The law bans potentially dangerous animals, including species of the hominidae family (e. g. , gorilla, chimpanzee, and orangutan), but exempts primates weighing less than 35 pounds at maturity and imported into the state or owned before October 1, 2003. The act extends the exemption for such primates to those imported or possessed before October 1, 2010.
Lastly, the act exempts ferrets, hedgehogs, sugar gliders, and degus from the law and regulations requiring permits for importing, introducing, possessing, or liberating any live fish, wild bird, wild mammal, reptile, amphibian, or invertebrate into the state. The law requires the energy and environmental protection commissioner to adopt regulations specifying the species that must meet permit requirements.
EFFECTIVE DATE: October 1, 2012
PET LEMON LAW

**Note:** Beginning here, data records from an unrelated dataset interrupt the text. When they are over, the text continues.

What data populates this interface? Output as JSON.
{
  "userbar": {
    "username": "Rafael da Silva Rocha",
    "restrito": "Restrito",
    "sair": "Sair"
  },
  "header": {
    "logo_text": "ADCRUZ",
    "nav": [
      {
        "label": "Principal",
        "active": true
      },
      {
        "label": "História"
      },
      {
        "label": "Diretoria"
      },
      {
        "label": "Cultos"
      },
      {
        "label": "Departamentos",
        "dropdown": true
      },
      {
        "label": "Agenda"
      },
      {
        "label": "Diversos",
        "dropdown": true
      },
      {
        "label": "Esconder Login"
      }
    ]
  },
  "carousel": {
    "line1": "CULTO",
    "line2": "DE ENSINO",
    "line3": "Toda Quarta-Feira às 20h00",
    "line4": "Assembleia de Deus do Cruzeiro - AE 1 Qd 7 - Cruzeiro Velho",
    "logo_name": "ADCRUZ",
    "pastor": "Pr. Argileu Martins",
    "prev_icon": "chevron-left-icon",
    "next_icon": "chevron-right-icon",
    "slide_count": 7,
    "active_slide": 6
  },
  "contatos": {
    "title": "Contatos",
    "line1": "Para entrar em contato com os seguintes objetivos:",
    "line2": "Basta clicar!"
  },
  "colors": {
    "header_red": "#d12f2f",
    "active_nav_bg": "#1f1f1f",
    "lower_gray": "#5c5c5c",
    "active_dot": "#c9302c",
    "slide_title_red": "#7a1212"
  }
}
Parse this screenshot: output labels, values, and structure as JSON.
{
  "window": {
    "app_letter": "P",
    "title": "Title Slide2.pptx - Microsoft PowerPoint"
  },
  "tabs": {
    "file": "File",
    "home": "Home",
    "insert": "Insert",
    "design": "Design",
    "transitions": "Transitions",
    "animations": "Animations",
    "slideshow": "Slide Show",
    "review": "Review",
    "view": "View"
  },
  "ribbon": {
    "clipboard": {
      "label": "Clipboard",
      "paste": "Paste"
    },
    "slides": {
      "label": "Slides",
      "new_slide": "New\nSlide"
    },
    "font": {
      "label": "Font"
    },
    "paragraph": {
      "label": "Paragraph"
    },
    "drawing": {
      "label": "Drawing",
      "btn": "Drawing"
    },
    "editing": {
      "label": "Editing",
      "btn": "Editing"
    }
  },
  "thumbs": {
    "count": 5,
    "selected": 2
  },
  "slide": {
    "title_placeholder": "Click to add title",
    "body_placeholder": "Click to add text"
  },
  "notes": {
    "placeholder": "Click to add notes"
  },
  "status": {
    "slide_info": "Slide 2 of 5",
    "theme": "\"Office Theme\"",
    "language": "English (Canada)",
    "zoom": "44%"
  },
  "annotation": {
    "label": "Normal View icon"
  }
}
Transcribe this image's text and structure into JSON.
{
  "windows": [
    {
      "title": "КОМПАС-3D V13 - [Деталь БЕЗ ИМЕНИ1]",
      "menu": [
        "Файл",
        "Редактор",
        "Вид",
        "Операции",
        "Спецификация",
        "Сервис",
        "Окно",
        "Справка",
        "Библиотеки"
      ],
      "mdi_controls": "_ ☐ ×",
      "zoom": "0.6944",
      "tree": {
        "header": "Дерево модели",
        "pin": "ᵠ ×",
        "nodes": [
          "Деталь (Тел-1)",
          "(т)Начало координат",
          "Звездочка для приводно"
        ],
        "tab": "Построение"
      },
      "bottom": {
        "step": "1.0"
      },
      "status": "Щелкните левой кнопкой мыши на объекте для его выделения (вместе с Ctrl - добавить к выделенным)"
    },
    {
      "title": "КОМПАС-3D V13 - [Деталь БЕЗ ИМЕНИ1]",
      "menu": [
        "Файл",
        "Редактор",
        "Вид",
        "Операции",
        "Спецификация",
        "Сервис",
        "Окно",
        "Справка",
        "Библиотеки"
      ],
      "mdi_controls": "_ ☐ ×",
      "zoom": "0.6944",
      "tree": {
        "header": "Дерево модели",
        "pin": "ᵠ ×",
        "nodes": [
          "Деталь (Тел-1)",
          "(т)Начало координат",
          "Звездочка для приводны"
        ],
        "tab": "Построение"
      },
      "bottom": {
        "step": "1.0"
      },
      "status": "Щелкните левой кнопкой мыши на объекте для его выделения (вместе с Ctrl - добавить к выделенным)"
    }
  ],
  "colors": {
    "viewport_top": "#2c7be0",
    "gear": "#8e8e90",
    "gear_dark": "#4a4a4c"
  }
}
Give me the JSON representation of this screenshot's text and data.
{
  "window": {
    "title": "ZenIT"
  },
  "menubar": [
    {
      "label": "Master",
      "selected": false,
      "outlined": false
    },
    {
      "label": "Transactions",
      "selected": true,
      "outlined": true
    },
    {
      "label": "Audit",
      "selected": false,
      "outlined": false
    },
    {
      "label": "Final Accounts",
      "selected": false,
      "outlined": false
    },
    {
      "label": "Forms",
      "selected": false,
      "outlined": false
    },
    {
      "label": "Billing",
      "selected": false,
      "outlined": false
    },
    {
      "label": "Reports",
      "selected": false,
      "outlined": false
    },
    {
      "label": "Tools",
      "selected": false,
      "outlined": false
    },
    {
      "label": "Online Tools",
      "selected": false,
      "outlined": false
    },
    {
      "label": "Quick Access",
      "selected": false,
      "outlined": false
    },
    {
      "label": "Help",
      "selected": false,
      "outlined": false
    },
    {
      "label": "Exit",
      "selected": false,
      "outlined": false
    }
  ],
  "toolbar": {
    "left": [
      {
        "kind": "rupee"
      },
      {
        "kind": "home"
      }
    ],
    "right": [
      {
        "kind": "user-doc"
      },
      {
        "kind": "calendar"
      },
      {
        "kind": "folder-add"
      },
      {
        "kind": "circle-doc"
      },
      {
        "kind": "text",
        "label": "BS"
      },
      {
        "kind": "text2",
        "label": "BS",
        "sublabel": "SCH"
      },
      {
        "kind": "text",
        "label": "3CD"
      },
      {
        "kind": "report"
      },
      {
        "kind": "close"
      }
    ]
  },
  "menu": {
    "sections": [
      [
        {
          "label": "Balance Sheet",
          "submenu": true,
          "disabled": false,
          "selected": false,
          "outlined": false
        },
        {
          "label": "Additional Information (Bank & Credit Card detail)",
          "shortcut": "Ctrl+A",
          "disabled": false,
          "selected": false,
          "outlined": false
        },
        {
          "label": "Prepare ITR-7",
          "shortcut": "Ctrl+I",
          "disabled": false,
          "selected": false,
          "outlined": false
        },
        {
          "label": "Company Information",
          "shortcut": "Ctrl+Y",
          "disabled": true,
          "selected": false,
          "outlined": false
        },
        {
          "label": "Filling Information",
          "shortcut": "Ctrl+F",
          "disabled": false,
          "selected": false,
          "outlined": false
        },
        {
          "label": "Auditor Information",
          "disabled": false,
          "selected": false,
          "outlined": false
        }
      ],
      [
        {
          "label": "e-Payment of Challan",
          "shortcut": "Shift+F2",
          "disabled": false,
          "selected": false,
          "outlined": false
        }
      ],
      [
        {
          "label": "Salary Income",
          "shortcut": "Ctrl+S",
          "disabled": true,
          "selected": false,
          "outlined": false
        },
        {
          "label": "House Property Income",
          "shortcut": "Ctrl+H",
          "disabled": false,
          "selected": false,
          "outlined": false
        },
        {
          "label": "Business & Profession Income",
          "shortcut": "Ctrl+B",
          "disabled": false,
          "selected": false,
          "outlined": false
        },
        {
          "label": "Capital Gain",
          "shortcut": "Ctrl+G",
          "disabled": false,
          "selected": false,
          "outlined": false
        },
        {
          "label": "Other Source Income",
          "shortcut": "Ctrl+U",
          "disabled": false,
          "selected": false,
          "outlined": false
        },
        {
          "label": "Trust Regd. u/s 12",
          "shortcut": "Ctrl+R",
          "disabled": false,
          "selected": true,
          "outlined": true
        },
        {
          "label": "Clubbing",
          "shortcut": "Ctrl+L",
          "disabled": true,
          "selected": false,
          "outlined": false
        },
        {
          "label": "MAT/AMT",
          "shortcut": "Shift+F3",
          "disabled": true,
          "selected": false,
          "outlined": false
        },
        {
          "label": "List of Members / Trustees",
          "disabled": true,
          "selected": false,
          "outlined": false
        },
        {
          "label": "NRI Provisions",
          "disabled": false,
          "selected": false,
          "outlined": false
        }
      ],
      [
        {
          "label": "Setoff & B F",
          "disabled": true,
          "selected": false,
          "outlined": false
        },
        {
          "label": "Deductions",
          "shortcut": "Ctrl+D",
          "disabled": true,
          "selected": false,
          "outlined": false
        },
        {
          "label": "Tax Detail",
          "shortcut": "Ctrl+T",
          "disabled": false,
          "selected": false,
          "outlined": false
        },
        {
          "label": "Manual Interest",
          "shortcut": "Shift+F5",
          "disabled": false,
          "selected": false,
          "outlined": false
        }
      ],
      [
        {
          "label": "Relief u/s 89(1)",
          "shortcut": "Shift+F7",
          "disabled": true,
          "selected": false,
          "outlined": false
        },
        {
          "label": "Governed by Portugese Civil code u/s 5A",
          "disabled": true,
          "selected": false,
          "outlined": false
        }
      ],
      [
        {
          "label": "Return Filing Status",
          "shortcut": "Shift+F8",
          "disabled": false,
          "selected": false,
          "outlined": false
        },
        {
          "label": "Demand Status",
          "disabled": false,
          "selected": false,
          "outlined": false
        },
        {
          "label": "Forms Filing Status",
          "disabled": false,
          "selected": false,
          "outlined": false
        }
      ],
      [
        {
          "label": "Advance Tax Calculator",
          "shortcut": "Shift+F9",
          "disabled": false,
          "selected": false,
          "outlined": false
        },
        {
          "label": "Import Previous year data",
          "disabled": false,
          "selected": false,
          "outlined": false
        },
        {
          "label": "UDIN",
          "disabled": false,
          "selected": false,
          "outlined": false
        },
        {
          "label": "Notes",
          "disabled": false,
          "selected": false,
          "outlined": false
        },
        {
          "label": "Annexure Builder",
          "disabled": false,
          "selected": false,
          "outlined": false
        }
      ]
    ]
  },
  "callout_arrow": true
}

By law, licensed pet shops must, at a dog or cat owner's option, replace or refund the purchase price of a dog or cat that (1) within 20 days after the sale, becomes ill or dies of an illness that existed at the time of sale or (2) within six months after the sale, is diagnosed with a congenital defect that adversely affects, or will adversely affect, its health. In the case of illness or congenital defect, the consumer must present a licensed veterinarian's certificate stating that the animal is ill from a condition that existed at the time of sale or suffers from a congenital defect. If the animal has died, the consumer must present a licensed veterinarian's certificate stating that an illness that existed at the time of sale caused the death.
Under prior law, the pet shop had to reimburse the consumer for any costs, up to $500, associated with veterinarian services related to the animal's illness or congenital defect, upon presentation of the veterinarian's certificate.
The act appears to allow a consumer the option of either seeking reimbursement or requesting a replacement or refund. Thus, the consumer cannot do both. The act also prohibits the pet shop from requiring the consumer to return the animal to the store in order to receive a reimbursement. Prior law was silent on whether the animal must be returned.
Consumer Rights Statement
The act requires each licensed pet shop that sells dogs or cats to post a statement of consumer rights under the pet lemon law in a location readily visible to the public. It must be printed in black lettering of at least 20-point type size on a white background. The pet shop must also provide a copy of the statement to a customer when he or she buys a dog or cat. The agriculture commissioner must prescribe the content of the statement.
PENALTIES FOR CERTAIN VIOLATIONS
If upon inspection of a licensed commercial kennel, pet shop, or grooming or training facility, the commissioner determines that any of the following exists, the act allows him to impose a fine of up to $500 for each animal subject to the violation:
1. the premises are not being maintained in a sanitary and humane manner or in a way that protects public safety;
2. contagious, infectious, or communicable disease or other unsatisfactory conditions exist; or
3. in the case of a pet shop, the shop violates the invasive plant laws.
By law, he may quarantine the premises and animals and issue orders he deems necessary to correct the conditions.
OLR Tracking: JLK: KM: PF: ro